## Record set
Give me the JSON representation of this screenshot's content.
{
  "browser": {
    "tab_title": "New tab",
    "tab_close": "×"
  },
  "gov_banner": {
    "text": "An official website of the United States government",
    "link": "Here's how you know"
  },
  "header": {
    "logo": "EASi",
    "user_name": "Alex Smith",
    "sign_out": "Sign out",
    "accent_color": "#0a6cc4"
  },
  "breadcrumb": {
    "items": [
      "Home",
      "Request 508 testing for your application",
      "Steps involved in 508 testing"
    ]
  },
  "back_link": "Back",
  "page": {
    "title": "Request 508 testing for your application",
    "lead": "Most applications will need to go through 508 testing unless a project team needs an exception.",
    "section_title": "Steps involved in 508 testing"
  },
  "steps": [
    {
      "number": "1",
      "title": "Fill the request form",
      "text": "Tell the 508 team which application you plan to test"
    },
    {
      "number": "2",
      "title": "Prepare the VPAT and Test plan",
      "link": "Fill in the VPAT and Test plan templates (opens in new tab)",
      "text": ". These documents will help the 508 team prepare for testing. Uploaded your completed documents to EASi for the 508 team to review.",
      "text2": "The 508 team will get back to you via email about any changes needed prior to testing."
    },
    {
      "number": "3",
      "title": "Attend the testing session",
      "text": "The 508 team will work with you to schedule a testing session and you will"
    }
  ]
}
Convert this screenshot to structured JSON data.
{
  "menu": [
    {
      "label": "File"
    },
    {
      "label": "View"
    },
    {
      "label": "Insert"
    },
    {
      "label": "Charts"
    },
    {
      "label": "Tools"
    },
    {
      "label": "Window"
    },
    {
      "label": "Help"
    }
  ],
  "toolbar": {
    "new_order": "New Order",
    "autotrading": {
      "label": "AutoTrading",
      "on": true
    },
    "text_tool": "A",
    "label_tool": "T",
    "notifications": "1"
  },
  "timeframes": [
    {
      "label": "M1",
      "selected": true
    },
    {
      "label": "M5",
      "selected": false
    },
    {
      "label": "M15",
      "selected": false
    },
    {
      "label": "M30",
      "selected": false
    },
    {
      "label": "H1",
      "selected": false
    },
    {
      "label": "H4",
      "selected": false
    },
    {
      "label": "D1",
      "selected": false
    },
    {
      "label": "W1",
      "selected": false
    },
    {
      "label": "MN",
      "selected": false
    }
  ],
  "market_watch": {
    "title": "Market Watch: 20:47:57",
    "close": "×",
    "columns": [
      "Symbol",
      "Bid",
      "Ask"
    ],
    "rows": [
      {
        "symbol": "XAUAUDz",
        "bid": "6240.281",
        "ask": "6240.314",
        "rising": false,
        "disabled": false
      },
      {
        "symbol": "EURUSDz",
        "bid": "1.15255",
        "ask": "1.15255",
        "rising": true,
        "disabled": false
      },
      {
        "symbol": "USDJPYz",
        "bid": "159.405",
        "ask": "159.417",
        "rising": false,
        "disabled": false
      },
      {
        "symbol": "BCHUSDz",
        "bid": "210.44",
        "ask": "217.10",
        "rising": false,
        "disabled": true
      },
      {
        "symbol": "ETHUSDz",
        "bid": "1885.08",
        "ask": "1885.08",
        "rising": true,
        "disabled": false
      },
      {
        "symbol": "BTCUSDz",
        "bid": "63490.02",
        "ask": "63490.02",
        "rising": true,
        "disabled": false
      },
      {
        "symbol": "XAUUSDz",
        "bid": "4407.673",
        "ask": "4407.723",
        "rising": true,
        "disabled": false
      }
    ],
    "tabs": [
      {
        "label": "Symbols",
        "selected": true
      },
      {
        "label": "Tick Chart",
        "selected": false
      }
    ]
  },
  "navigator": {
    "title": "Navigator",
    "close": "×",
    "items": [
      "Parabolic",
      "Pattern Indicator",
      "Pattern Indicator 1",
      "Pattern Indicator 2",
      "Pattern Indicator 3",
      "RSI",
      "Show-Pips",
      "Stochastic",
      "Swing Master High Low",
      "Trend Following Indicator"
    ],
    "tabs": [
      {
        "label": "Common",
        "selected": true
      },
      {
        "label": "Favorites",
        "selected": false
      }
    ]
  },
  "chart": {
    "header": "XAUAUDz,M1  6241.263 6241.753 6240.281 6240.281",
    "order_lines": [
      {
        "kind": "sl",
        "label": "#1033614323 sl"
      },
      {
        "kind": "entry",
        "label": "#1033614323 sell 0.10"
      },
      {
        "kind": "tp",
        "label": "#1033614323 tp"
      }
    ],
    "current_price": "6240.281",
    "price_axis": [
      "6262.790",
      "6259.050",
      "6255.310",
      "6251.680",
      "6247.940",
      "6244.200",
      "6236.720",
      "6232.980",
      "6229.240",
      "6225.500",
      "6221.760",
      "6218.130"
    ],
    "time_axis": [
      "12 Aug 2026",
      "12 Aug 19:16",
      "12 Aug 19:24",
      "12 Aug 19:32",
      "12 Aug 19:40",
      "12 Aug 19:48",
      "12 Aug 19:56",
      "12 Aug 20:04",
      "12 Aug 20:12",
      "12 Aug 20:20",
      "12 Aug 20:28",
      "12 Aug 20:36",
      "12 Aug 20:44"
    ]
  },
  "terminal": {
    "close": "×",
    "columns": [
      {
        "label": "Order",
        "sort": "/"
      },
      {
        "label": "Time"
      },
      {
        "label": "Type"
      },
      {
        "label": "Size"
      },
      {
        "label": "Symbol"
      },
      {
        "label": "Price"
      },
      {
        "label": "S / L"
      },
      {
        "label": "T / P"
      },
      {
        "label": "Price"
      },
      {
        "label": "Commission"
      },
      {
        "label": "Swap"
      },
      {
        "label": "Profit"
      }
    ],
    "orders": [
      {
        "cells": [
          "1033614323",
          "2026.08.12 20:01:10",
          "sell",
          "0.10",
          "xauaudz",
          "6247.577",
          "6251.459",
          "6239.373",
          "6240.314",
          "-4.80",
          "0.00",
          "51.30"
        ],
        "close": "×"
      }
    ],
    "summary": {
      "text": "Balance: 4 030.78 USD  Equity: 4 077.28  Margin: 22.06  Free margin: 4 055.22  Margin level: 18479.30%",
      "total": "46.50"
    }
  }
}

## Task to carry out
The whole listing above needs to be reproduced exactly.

## Completed task
Give me the JSON representation of this screenshot's content.
{
  "browser": {
    "tab_title": "New tab",
    "tab_close": "×"
  },
  "gov_banner": {
    "text": "An official website of the United States government",
    "link": "Here's how you know"
  },
  "header": {
    "logo": "EASi",
    "user_name": "Alex Smith",
    "sign_out": "Sign out",
    "accent_color": "#0a6cc4"
  },
  "breadcrumb": {
    "items": [
      "Home",
      "Request 508 testing for your application",
      "Steps involved in 508 testing"
    ]
  },
  "back_link": "Back",
  "page": {
    "title": "Request 508 testing for your application",
    "lead": "Most applications will need to go through 508 testing unless a project team needs an exception.",
    "section_title": "Steps involved in 508 testing"
  },
  "steps": [
    {
      "number": "1",
      "title": "Fill the request form",
      "text": "Tell the 508 team which application you plan to test"
    },
    {
      "number": "2",
      "title": "Prepare the VPAT and Test plan",
      "link": "Fill in the VPAT and Test plan templates (opens in new tab)",
      "text": ". These documents will help the 508 team prepare for testing. Uploaded your completed documents to EASi for the 508 team to review.",
      "text2": "The 508 team will get back to you via email about any changes needed prior to testing."
    },
    {
      "number": "3",
      "title": "Attend the testing session",
      "text": "The 508 team will work with you to schedule a testing session and you will"
    }
  ]
}
Convert this screenshot to structured JSON data.
{
  "menu": [
    {
      "label": "File"
    },
    {
      "label": "View"
    },
    {
      "label": "Insert"
    },
    {
      "label": "Charts"
    },
    {
      "label": "Tools"
    },
    {
      "label": "Window"
    },
    {
      "label": "Help"
    }
  ],
  "toolbar": {
    "new_order": "New Order",
    "autotrading": {
      "label": "AutoTrading",
      "on": true
    },
    "text_tool": "A",
    "label_tool": "T",
    "notifications": "1"
  },
  "timeframes": [
    {
      "label": "M1",
      "selected": true
    },
    {
      "label": "M5",
      "selected": false
    },
    {
      "label": "M15",
      "selected": false
    },
    {
      "label": "M30",
      "selected": false
    },
    {
      "label": "H1",
      "selected": false
    },
    {
      "label": "H4",
      "selected": false
    },
    {
      "label": "D1",
      "selected": false
    },
    {
      "label": "W1",
      "selected": false
    },
    {
      "label": "MN",
      "selected": false
    }
  ],
  "market_watch": {
    "title": "Market Watch: 20:47:57",
    "close": "×",
    "columns": [
      "Symbol",
      "Bid",
      "Ask"
    ],
    "rows": [
      {
        "symbol": "XAUAUDz",
        "bid": "6240.281",
        "ask": "6240.314",
        "rising": false,
        "disabled": false
      },
      {
        "symbol": "EURUSDz",
        "bid": "1.15255",
        "ask": "1.15255",
        "rising": true,
        "disabled": false
      },
      {
        "symbol": "USDJPYz",
        "bid": "159.405",
        "ask": "159.417",
        "rising": false,
        "disabled": false
      },
      {
        "symbol": "BCHUSDz",
        "bid": "210.44",
        "ask": "217.10",
        "rising": false,
        "disabled": true
      },
      {
        "symbol": "ETHUSDz",
        "bid": "1885.08",
        "ask": "1885.08",
        "rising": true,
        "disabled": false
      },
      {
        "symbol": "BTCUSDz",
        "bid": "63490.02",
        "ask": "63490.02",
        "rising": true,
        "disabled": false
      },
      {
        "symbol": "XAUUSDz",
        "bid": "4407.673",
        "ask": "4407.723",
        "rising": true,
        "disabled": false
      }
    ],
    "tabs": [
      {
        "label": "Symbols",
        "selected": true
      },
      {
        "label": "Tick Chart",
        "selected": false
      }
    ]
  },
  "navigator": {
    "title": "Navigator",
    "close": "×",
    "items": [
      "Parabolic",
      "Pattern Indicator",
      "Pattern Indicator 1",
      "Pattern Indicator 2",
      "Pattern Indicator 3",
      "RSI",
      "Show-Pips",
      "Stochastic",
      "Swing Master High Low",
      "Trend Following Indicator"
    ],
    "tabs": [
      {
        "label": "Common",
        "selected": true
      },
      {
        "label": "Favorites",
        "selected": false
      }
    ]
  },
  "chart": {
    "header": "XAUAUDz,M1  6241.263 6241.753 6240.281 6240.281",
    "order_lines": [
      {
        "kind": "sl",
        "label": "#1033614323 sl"
      },
      {
        "kind": "entry",
        "label": "#1033614323 sell 0.10"
      },
      {
        "kind": "tp",
        "label": "#1033614323 tp"
      }
    ],
    "current_price": "6240.281",
    "price_axis": [
      "6262.790",
      "6259.050",
      "6255.310",
      "6251.680",
      "6247.940",
      "6244.200",
      "6236.720",
      "6232.980",
      "6229.240",
      "6225.500",
      "6221.760",
      "6218.130"
    ],
    "time_axis": [
      "12 Aug 2026",
      "12 Aug 19:16",
      "12 Aug 19:24",
      "12 Aug 19:32",
      "12 Aug 19:40",
      "12 Aug 19:48",
      "12 Aug 19:56",
      "12 Aug 20:04",
      "12 Aug 20:12",
      "12 Aug 20:20",
      "12 Aug 20:28",
      "12 Aug 20:36",
      "12 Aug 20:44"
    ]
  },
  "terminal": {
    "close": "×",
    "columns": [
      {
        "label": "Order",
        "sort": "/"
      },
      {
        "label": "Time"
      },
      {
        "label": "Type"
      },
      {
        "label": "Size"
      },
      {
        "label": "Symbol"
      },
      {
        "label": "Price"
      },
      {
        "label": "S / L"
      },
      {
        "label": "T / P"
      },
      {
        "label": "Price"
      },
      {
        "label": "Commission"
      },
      {
        "label": "Swap"
      },
      {
        "label": "Profit"
      }
    ],
    "orders": [
      {
        "cells": [
          "1033614323",
          "2026.08.12 20:01:10",
          "sell",
          "0.10",
          "xauaudz",
          "6247.577",
          "6251.459",
          "6239.373",
          "6240.314",
          "-4.80",
          "0.00",
          "51.30"
        ],
        "close": "×"
      }
    ],
    "summary": {
      "text": "Balance: 4 030.78 USD  Equity: 4 077.28  Margin: 22.06  Free margin: 4 055.22  Margin level: 18479.30%",
      "total": "46.50"
    }
  }
}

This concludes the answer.